• [PROBLEM STATEMENT] All lines that hold the string "with" should be copied. Find them in the listing below.

• [EXTRACTED MATERIAL]
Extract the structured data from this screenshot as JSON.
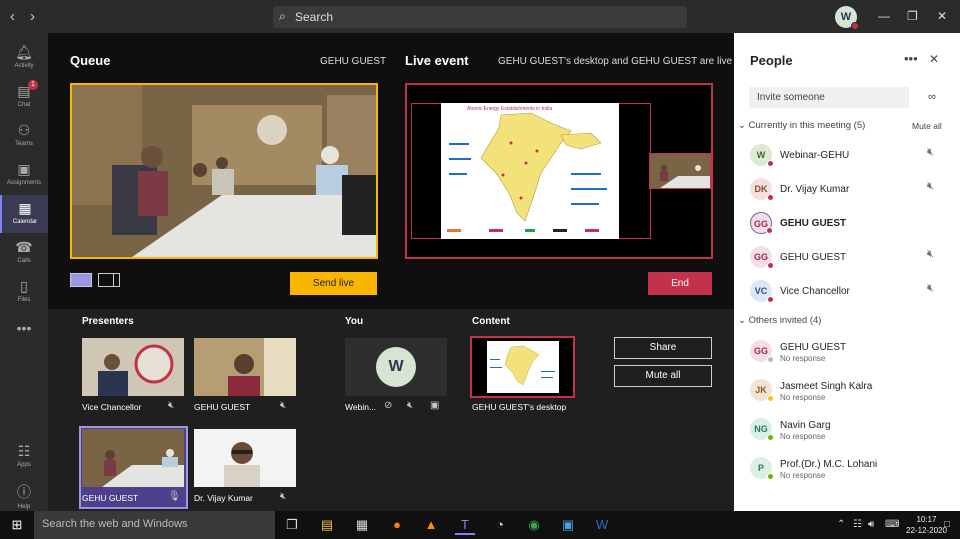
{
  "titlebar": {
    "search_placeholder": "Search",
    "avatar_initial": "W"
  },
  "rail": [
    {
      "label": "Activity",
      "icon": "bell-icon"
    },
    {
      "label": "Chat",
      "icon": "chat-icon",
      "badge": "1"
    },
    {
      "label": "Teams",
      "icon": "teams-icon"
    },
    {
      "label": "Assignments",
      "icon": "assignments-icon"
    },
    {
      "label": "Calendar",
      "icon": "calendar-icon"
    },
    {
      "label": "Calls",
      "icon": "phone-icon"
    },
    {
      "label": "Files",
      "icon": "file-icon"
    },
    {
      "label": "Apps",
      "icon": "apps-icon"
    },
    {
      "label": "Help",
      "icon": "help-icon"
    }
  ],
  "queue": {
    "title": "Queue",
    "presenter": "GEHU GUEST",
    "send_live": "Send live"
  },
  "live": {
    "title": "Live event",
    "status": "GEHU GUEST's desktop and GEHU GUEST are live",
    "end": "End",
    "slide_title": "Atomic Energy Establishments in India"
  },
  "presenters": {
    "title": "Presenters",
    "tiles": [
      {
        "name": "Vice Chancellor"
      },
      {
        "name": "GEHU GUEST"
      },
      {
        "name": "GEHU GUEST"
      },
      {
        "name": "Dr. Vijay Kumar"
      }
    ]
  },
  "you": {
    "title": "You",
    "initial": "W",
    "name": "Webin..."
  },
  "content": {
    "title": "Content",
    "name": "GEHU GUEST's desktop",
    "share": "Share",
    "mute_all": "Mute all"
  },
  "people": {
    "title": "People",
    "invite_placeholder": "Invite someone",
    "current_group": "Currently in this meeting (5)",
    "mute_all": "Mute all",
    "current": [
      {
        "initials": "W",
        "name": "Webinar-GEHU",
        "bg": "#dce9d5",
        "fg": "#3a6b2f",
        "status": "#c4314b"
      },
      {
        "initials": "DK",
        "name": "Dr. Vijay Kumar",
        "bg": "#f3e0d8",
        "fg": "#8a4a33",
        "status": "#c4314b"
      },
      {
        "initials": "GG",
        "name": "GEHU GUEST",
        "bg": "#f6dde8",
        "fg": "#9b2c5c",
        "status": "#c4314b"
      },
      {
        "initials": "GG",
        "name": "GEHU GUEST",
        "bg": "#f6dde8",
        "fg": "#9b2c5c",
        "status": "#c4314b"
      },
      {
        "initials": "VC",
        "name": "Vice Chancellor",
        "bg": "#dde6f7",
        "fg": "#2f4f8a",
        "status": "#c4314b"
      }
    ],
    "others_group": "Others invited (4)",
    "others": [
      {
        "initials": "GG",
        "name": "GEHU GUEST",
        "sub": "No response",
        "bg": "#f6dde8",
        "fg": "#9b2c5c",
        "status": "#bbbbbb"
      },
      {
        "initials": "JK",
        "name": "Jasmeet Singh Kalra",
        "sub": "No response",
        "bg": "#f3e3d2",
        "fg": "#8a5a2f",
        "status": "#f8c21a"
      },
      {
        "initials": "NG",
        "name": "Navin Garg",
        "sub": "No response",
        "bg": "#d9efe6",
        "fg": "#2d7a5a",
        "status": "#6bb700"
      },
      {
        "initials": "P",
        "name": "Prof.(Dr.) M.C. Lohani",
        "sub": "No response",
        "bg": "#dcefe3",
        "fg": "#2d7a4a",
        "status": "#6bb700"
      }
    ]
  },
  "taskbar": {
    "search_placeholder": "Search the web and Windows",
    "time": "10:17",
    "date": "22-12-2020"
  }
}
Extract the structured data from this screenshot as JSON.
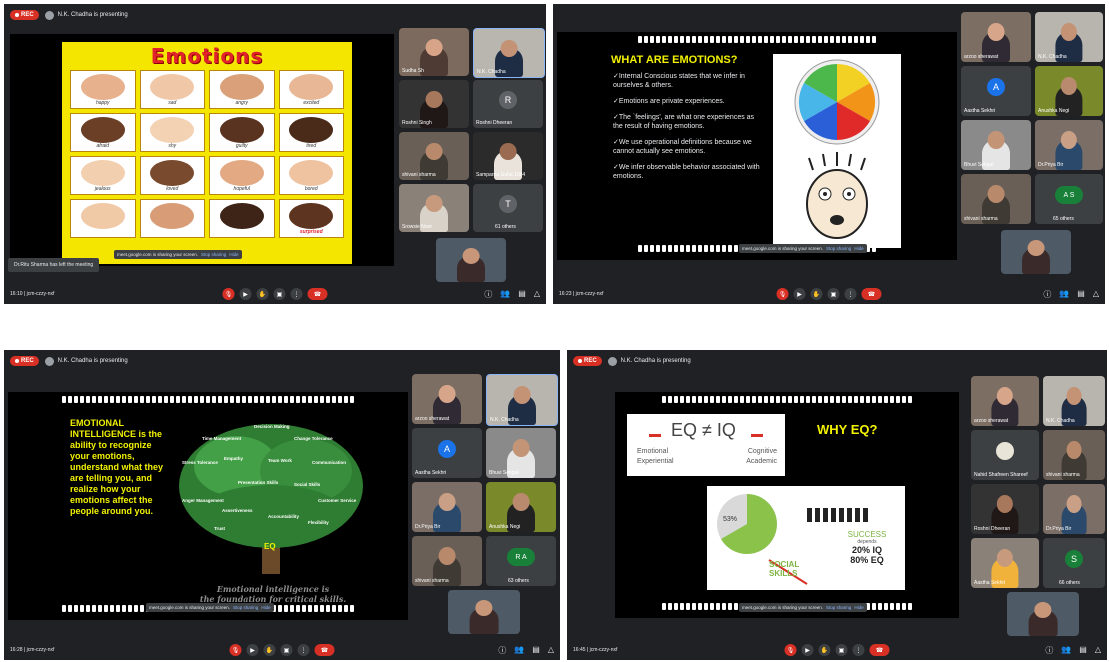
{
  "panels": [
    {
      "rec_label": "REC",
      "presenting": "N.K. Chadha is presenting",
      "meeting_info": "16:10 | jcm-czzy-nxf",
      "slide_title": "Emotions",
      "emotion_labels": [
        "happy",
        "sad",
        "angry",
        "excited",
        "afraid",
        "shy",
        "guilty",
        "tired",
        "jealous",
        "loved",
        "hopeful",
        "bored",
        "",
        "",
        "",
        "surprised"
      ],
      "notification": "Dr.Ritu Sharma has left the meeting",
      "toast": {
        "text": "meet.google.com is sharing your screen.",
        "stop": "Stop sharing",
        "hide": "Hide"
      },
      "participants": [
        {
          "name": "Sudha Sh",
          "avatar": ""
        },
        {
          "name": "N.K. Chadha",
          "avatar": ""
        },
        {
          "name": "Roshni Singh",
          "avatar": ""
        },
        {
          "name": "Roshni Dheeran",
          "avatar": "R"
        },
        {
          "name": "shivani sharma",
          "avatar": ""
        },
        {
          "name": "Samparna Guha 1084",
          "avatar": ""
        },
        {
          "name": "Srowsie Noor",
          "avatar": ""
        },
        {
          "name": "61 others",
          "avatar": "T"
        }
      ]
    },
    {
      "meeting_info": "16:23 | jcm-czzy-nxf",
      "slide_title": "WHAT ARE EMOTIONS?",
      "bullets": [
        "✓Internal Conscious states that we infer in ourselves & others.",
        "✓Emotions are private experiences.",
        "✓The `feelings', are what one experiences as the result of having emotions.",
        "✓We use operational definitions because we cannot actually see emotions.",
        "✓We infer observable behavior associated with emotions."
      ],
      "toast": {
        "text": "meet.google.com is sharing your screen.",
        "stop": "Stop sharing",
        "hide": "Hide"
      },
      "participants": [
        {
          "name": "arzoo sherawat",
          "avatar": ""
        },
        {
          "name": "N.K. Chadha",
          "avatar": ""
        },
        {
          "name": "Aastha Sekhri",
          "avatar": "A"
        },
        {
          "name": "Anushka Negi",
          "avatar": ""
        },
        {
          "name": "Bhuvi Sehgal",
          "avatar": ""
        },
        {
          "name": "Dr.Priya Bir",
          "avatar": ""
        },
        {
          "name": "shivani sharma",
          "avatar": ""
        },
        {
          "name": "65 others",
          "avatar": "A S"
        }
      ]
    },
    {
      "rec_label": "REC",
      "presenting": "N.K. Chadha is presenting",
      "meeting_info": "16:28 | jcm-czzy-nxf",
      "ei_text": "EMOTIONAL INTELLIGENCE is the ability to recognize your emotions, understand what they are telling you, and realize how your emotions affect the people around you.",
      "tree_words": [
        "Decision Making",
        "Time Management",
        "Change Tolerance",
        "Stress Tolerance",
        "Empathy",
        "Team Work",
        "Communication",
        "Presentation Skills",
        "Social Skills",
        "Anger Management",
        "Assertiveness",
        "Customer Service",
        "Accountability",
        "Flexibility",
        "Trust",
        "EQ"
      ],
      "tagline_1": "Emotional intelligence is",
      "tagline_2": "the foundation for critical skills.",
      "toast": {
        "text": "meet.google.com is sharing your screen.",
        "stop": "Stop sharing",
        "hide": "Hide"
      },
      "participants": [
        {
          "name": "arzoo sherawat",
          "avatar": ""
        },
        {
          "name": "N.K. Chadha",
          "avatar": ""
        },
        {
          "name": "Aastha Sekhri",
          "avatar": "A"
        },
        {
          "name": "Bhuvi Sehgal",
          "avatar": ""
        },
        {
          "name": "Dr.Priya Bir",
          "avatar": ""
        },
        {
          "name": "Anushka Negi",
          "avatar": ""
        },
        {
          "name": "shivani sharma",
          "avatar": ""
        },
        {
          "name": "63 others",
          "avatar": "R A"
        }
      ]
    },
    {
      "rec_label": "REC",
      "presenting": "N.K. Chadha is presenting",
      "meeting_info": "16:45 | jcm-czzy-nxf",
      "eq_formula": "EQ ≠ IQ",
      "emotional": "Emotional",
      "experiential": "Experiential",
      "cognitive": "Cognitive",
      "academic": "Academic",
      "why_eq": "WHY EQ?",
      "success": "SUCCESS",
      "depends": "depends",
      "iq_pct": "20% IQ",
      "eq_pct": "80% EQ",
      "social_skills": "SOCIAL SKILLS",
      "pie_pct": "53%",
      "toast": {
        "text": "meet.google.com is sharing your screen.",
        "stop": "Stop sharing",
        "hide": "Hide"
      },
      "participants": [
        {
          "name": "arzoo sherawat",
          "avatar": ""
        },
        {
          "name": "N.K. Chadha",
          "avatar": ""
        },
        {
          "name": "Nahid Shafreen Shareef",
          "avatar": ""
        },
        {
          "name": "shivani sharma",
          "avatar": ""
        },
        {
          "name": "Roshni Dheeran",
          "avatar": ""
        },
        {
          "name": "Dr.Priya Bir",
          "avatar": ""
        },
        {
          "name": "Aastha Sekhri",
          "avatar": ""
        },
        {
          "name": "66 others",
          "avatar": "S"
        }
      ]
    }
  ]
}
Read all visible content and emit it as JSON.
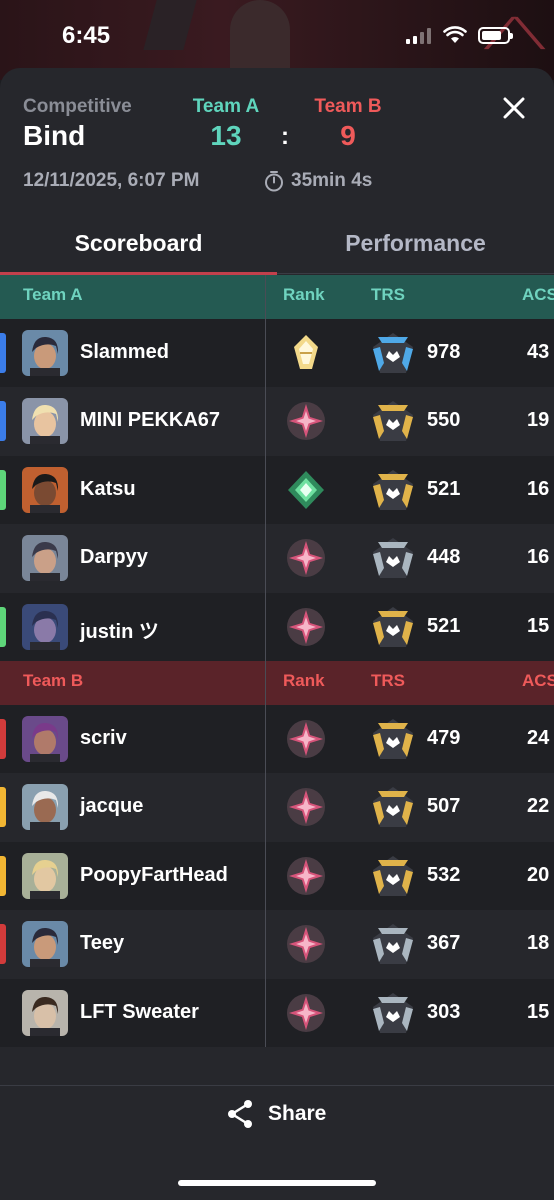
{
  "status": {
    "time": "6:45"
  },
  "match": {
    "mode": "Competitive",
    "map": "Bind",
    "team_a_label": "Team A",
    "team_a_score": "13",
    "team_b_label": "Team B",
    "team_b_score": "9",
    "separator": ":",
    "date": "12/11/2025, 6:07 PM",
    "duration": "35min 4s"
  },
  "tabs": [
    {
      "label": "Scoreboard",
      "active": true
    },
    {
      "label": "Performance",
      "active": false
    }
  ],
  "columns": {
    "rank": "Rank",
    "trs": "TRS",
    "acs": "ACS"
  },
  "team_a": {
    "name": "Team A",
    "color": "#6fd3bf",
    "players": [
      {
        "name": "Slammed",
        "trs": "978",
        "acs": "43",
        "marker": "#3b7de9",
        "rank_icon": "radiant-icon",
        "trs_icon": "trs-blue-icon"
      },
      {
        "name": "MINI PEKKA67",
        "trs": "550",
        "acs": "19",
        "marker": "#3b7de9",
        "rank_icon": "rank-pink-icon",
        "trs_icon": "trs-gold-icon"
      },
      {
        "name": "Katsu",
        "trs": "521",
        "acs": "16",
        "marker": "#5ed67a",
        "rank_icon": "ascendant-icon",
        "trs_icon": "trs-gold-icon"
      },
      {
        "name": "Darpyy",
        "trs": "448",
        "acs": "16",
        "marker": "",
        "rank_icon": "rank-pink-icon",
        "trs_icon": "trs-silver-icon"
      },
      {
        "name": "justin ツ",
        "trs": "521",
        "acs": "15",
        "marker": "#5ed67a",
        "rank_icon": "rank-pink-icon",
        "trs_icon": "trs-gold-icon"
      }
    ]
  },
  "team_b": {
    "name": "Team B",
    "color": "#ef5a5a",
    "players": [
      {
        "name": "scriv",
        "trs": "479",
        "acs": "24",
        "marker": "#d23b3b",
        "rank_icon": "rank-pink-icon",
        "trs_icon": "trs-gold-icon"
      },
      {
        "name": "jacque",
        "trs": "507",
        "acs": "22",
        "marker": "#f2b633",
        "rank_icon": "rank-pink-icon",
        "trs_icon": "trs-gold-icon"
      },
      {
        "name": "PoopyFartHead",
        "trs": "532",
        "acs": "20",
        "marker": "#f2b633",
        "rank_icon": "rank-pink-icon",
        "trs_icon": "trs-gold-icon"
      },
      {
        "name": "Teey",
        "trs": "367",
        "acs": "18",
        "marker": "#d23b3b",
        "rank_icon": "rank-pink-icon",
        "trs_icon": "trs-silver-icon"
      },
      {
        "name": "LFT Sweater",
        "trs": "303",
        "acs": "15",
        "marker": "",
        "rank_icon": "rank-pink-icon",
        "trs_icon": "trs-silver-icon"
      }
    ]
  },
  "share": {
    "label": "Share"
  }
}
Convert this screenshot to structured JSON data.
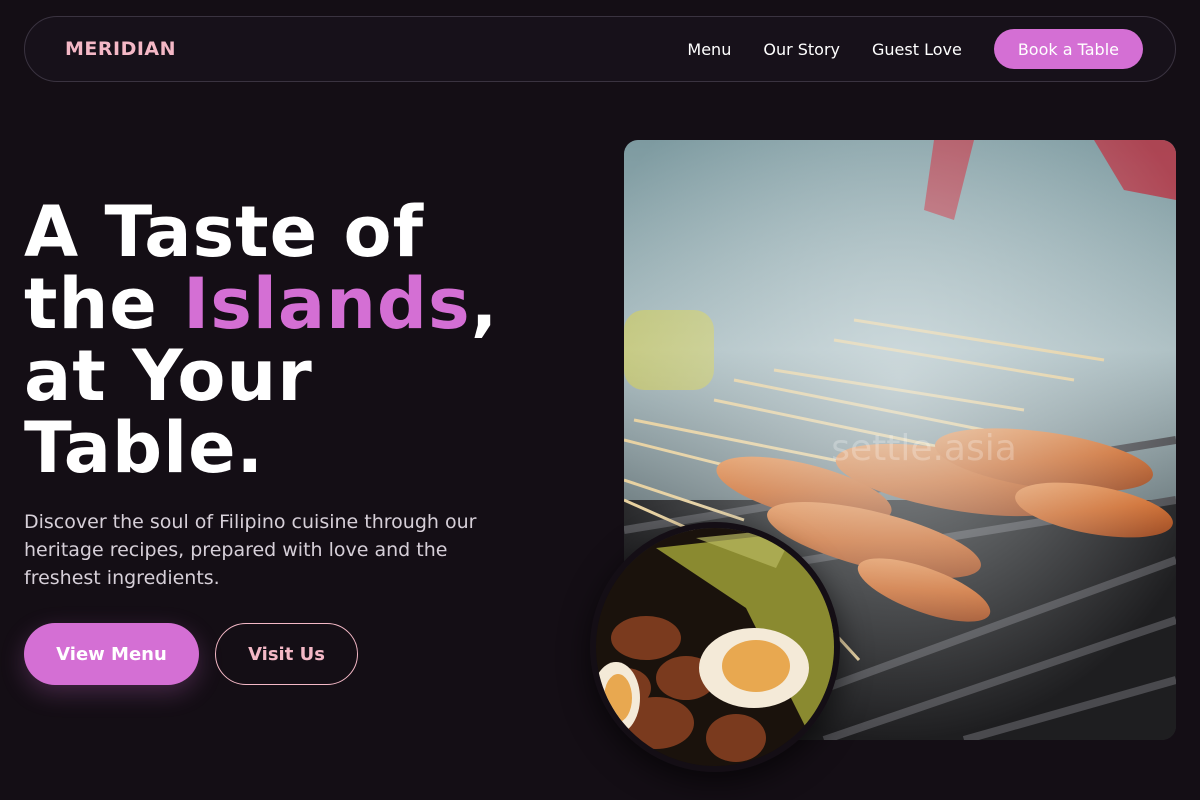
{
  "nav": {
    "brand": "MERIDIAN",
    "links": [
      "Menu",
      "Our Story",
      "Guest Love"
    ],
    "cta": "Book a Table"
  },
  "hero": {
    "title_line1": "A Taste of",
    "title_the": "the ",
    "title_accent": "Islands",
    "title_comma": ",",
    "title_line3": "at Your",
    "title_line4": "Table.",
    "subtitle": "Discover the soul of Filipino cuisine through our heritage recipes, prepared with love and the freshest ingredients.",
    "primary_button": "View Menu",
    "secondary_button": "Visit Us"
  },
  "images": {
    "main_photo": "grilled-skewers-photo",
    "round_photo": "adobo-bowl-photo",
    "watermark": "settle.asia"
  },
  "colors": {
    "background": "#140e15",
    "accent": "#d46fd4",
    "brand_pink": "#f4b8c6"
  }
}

• [EXERCISE RESULT]
        "✓We infer observable behavior associated with emotions."
    "subtitle": "Discover the soul of Filipino cuisine through our heritage recipes, prepared with love and the freshest ingredients.",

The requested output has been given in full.